Site Advisor DemoBasically what this extension does is places an icon in the bottom right of your browser and the colour changes according to the site’s rating that you are on. There are three ratings, green, yellow and red. You can read the definitions on the link to the homepage. But it is sort of like: cool, worry and panic – get me out of here type thing. The other thing that is excellent is that it displays the rating next to Google searches, with the colour and icon displayed (I do not find this interferes with my searching). Then you can hover over the icon to get the brief information or click for more detailed (the screen capture shows this feature). You can turn off this feature if you wish, but I use it everyday and it has saved my bacon more than once. Click the picture on the left to get the full size.

The good thing about green sites is that it is a requirement that they only link to green sites. So once on a link path of green then you know that you will stay on green sites. So it is a great reassurance.

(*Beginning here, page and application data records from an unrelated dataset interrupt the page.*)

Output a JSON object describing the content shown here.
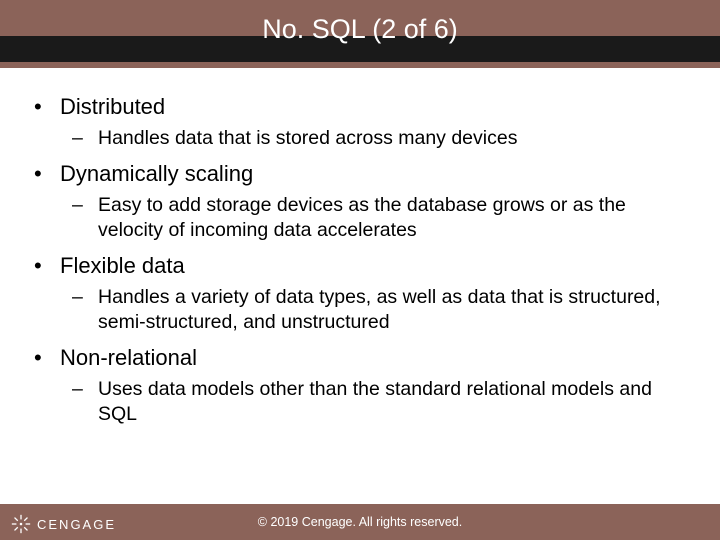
{
  "title": "No. SQL (2 of 6)",
  "bullets": [
    {
      "label": "Distributed",
      "sub": "Handles data that is stored across many devices"
    },
    {
      "label": "Dynamically scaling",
      "sub": "Easy to add storage devices as the database grows or as the velocity of incoming data accelerates"
    },
    {
      "label": "Flexible data",
      "sub": "Handles a variety of data types, as well as data that is structured, semi-structured, and unstructured"
    },
    {
      "label": "Non-relational",
      "sub": "Uses data models other than the standard relational models and SQL"
    }
  ],
  "footer": {
    "copyright": "© 2019 Cengage. All rights reserved.",
    "brand": "CENGAGE"
  }
}
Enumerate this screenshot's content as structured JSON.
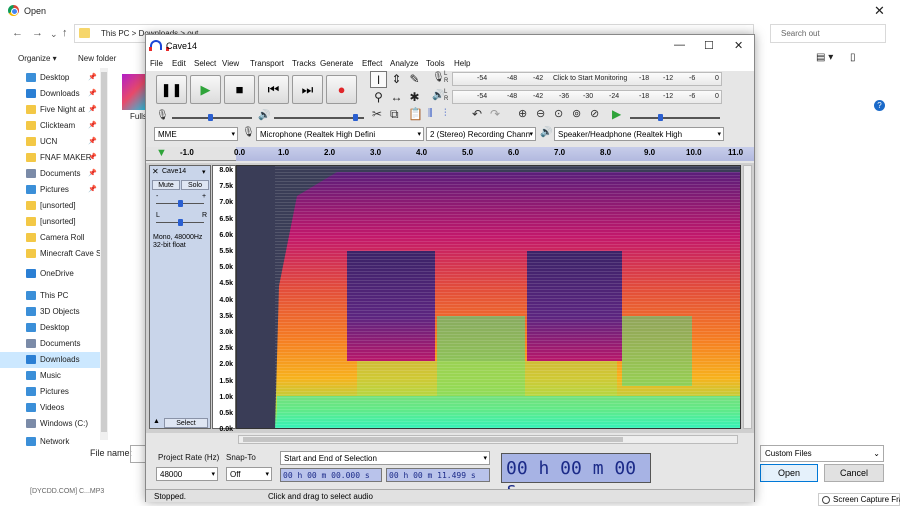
{
  "dialog": {
    "title": "Open",
    "breadcrumbs": "This PC  >  Downloads  >  out",
    "search_placeholder": "Search out",
    "organize": "Organize ▾",
    "new_folder": "New folder",
    "nav_items": [
      {
        "label": "Desktop",
        "pinned": true,
        "color": "#3b8fd8"
      },
      {
        "label": "Downloads",
        "pinned": true,
        "color": "#2b7fd4"
      },
      {
        "label": "Five Night at",
        "pinned": true,
        "color": "#f3c846"
      },
      {
        "label": "Clickteam",
        "pinned": true,
        "color": "#f3c846"
      },
      {
        "label": "UCN",
        "pinned": true,
        "color": "#f3c846"
      },
      {
        "label": "FNAF MAKER",
        "pinned": true,
        "color": "#f3c846"
      },
      {
        "label": "Documents",
        "pinned": true,
        "color": "#7b8ba8"
      },
      {
        "label": "Pictures",
        "pinned": true,
        "color": "#3b8fd8"
      },
      {
        "label": "[unsorted]",
        "pinned": false,
        "color": "#f3c846"
      },
      {
        "label": "[unsorted]",
        "pinned": false,
        "color": "#f3c846"
      },
      {
        "label": "Camera Roll",
        "pinned": false,
        "color": "#f3c846"
      },
      {
        "label": "Minecraft Cave S",
        "pinned": false,
        "color": "#f3c846"
      },
      {
        "label": "",
        "pinned": false,
        "color": "#fff"
      },
      {
        "label": "OneDrive",
        "pinned": false,
        "color": "#2b7fd4"
      },
      {
        "label": "",
        "pinned": false,
        "color": "#fff"
      },
      {
        "label": "This PC",
        "pinned": false,
        "color": "#3b8fd8"
      },
      {
        "label": "3D Objects",
        "pinned": false,
        "color": "#3b8fd8"
      },
      {
        "label": "Desktop",
        "pinned": false,
        "color": "#3b8fd8"
      },
      {
        "label": "Documents",
        "pinned": false,
        "color": "#7b8ba8"
      },
      {
        "label": "Downloads",
        "pinned": false,
        "color": "#2b7fd4",
        "selected": true
      },
      {
        "label": "Music",
        "pinned": false,
        "color": "#3b8fd8"
      },
      {
        "label": "Pictures",
        "pinned": false,
        "color": "#3b8fd8"
      },
      {
        "label": "Videos",
        "pinned": false,
        "color": "#3b8fd8"
      },
      {
        "label": "Windows (C:)",
        "pinned": false,
        "color": "#7b8ba8"
      },
      {
        "label": "Network",
        "pinned": false,
        "color": "#3b8fd8"
      }
    ],
    "thumb_label": "Fulls",
    "file_name_label": "File name:",
    "file_type": "Custom Files",
    "open_label": "Open",
    "cancel_label": "Cancel",
    "taskbar_text": "[DYCDD.COM] C...MP3",
    "screen_capture": "Screen Capture Fra"
  },
  "audacity": {
    "title": "Cave14",
    "menu": [
      "File",
      "Edit",
      "Select",
      "View",
      "Transport",
      "Tracks",
      "Generate",
      "Effect",
      "Analyze",
      "Tools",
      "Help"
    ],
    "meter_record": {
      "start_text": "Click to Start Monitoring",
      "ticks": [
        "-54",
        "-48",
        "-42",
        "-18",
        "-12",
        "-6",
        "0"
      ]
    },
    "meter_play": {
      "ticks": [
        "-54",
        "-48",
        "-42",
        "-36",
        "-30",
        "-24",
        "-18",
        "-12",
        "-6",
        "0"
      ]
    },
    "host": "MME",
    "input_device": "Microphone (Realtek High Defini",
    "channels": "2 (Stereo) Recording Chann",
    "output_device": "Speaker/Headphone (Realtek High",
    "ruler": [
      "-1.0",
      "0.0",
      "1.0",
      "2.0",
      "3.0",
      "4.0",
      "5.0",
      "6.0",
      "7.0",
      "8.0",
      "9.0",
      "10.0",
      "11.0"
    ],
    "track": {
      "name": "Cave14",
      "mute": "Mute",
      "solo": "Solo",
      "gain_minus": "-",
      "gain_plus": "+",
      "pan_left": "L",
      "pan_right": "R",
      "info": "Mono, 48000Hz\n32-bit float",
      "select": "Select"
    },
    "freq_labels": [
      "8.0k",
      "7.5k",
      "7.0k",
      "6.5k",
      "6.0k",
      "5.5k",
      "5.0k",
      "4.5k",
      "4.0k",
      "3.5k",
      "3.0k",
      "2.5k",
      "2.0k",
      "1.5k",
      "1.0k",
      "0.5k",
      "0.0k"
    ],
    "project_rate_label": "Project Rate (Hz)",
    "project_rate": "48000",
    "snap_label": "Snap-To",
    "snap": "Off",
    "selection_mode": "Start and End of Selection",
    "sel_start": "00 h 00 m 00.000 s",
    "sel_end": "00 h 00 m 11.499 s",
    "big_time": "00 h 00 m 00 s",
    "status_left": "Stopped.",
    "status_right": "Click and drag to select audio"
  }
}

Unrated sites are grey in colour. They may or may not be safe, I have used grey sites as I have known their content. As the system is based on domain names it only takes someone to submit the domain and it is thoroughly checked. As I have had to do with globalgeekpodcast.com; which is currently grey. I have submitted the site and I will let you know how long it takes to get checked.

Of note is the acquisition of Site Advisor by McAffee as of the 5th of April 2006. I hope that this adds to it’s credibility and it remains free to all and continues to provide the safe surfing experience that I have had since installing it.

You do not have to be a user to submit a site and you don’t have to have the extension to manually enter in a site on their homepage to check it. But save yourself the pain in the butt and get the extension. It is my most recommended extension and I find that I love it and so do the people that use it.

It is a mine field out there do something to level the playing field. Also take a look around their site they have heaps of information about the extension, I even read the “why trust us” and other FAQ’s on the main page – worthwhile. I can not recommend this extension enough.

Safe Surfing.